I am a devoted churchman. I serve the church broadly through ACT 3. I also serve specific churches locally. I am the member of a local church and a minister in the Reformed Church in America. I am committed to the church as the visible expression of Christ's bride and as a sinful people who have found grace in Jesus Christ.
Perhaps the most frequent question that I am asked, from almost every church background that I know, is this: "Why does it seem that so many churches are in a state of personal crisis and conflict these days?" (It was not always this bad. I have lived long enough to see the level of church problems increase rather dramatically over my six decades.)

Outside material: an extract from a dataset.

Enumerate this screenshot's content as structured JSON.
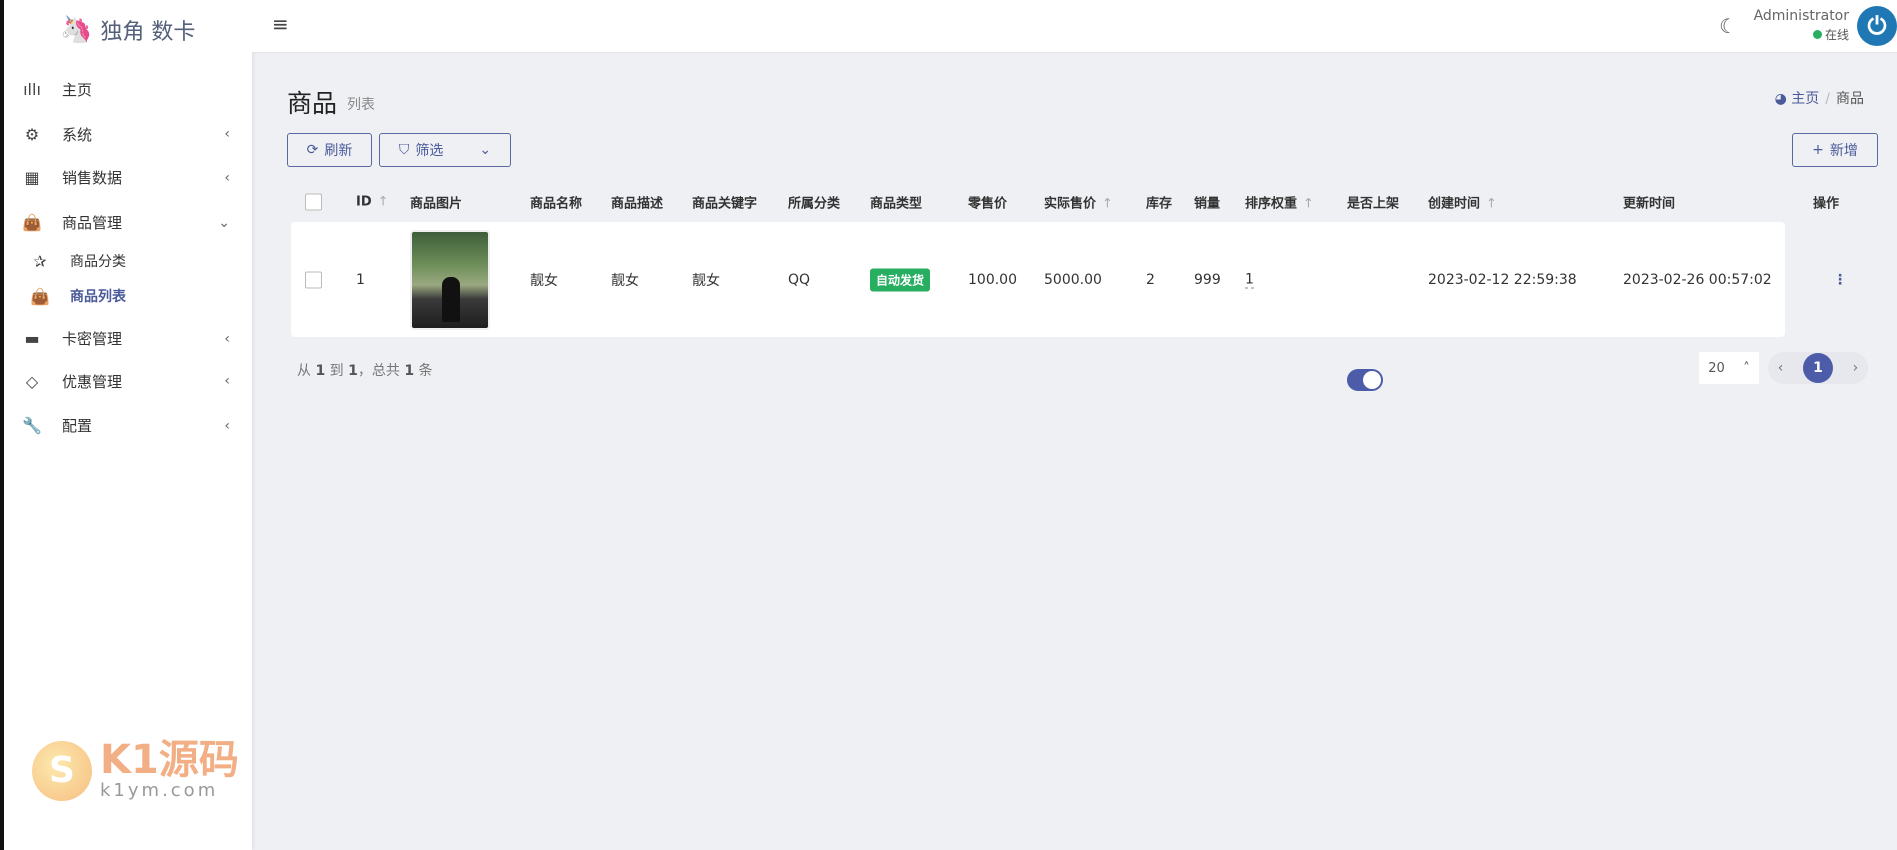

I could offer many observations and responses to this question based upon my experience as a pastor and a consultant. I can also offer some answers based on my understanding of the church in the New Testament. For starters, we all know that no church is "perfect." No system or government is without flaws, whether secular or sacred. The reason for this is simple: in all forms of government people are involved and people are sinful. When we put too much confidence in princes or pastors we fail to see that Jesus is Lord. He does not share that Lordship with any human authority. Many evangelicals believe that if they get a system of government that is closely aligned with what they believe the New Testament teaches then the problems will end. I have seen this kind of thinking tried again and again. No system of government works without (often serious) flaws because all such systems involve people. There are many mistakes that pastors and people make but none is more common, from what I've seen, than the myth that by getting the right form of church structure and leadership we can solve the problems. Even the pope confesses his personal sins on a regular basis. We could all follow his model and the church would be better for it.

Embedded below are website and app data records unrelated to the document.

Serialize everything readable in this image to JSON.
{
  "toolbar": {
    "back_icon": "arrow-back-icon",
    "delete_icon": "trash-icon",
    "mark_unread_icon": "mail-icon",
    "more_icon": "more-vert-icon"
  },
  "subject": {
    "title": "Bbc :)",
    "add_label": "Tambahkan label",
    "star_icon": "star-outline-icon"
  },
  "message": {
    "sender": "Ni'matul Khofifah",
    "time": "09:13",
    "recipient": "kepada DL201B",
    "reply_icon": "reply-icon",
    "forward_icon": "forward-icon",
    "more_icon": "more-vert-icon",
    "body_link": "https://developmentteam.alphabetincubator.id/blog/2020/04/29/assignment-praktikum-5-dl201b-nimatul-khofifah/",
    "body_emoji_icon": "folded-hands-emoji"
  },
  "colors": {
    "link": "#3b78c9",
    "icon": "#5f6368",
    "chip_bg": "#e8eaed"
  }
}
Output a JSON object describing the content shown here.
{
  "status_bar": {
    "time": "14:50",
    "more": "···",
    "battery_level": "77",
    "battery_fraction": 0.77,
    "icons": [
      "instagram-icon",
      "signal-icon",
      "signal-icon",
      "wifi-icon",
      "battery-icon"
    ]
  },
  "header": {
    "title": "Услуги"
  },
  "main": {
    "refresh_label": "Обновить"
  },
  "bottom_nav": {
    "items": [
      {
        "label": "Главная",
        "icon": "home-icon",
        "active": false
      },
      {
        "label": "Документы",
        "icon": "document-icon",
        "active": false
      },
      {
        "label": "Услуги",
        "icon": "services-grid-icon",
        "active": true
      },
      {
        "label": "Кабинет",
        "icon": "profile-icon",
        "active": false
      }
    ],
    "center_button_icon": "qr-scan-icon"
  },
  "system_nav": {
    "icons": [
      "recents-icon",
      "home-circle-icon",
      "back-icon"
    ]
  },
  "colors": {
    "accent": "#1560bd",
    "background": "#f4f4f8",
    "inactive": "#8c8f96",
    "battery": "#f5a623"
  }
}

Another reason for so much of this present chaos in the church is that modern Americans have increasingly treated the church like a corporation and the pastor like a CEO. The idea of a family, albeit a large one in some cases, has been all but lost. The church is a building, but one made up of living stones, not just bricks and mortar. It is family with brothers and sisters, albeit brothers and sisters who sometimes disagree. The church is also a political body, in the sense that it has form to follow with rules and procedures. But the dominant image should be a family.
Further, the church today seems to be suffering under the weight of numerous cultural and spiritual sins that cripple its effectiveness. One such sin is clearly prayerlessness. Another is the misuse of power by our leaders. Then there are people with all their own problems that they bring into the church and expect the church to conform to them. The list could be stretched to include a whole host of similar issues. All I know is that the church in America is seeing one congregation after another turn inward and then divide over this issue and that. The facts are plain. In the era of the great mega-churches Christianity is in serious decline in America.
I thought about this problem recently because I heard about another church that I deeply love going through a pastor/elder/congregational debate about the future of the pastor's call. (There are no moral charges in this instance, just a disagreement about the effectiveness and appropriateness of the pastor's ministry.) After some back and forth the elders sent a letter to the congregation last week. In the final paragraph the elders encouraged their people to be honest with their neighbors about the trials that their church has endured in recent months. I love the way the elders finished this report with these words: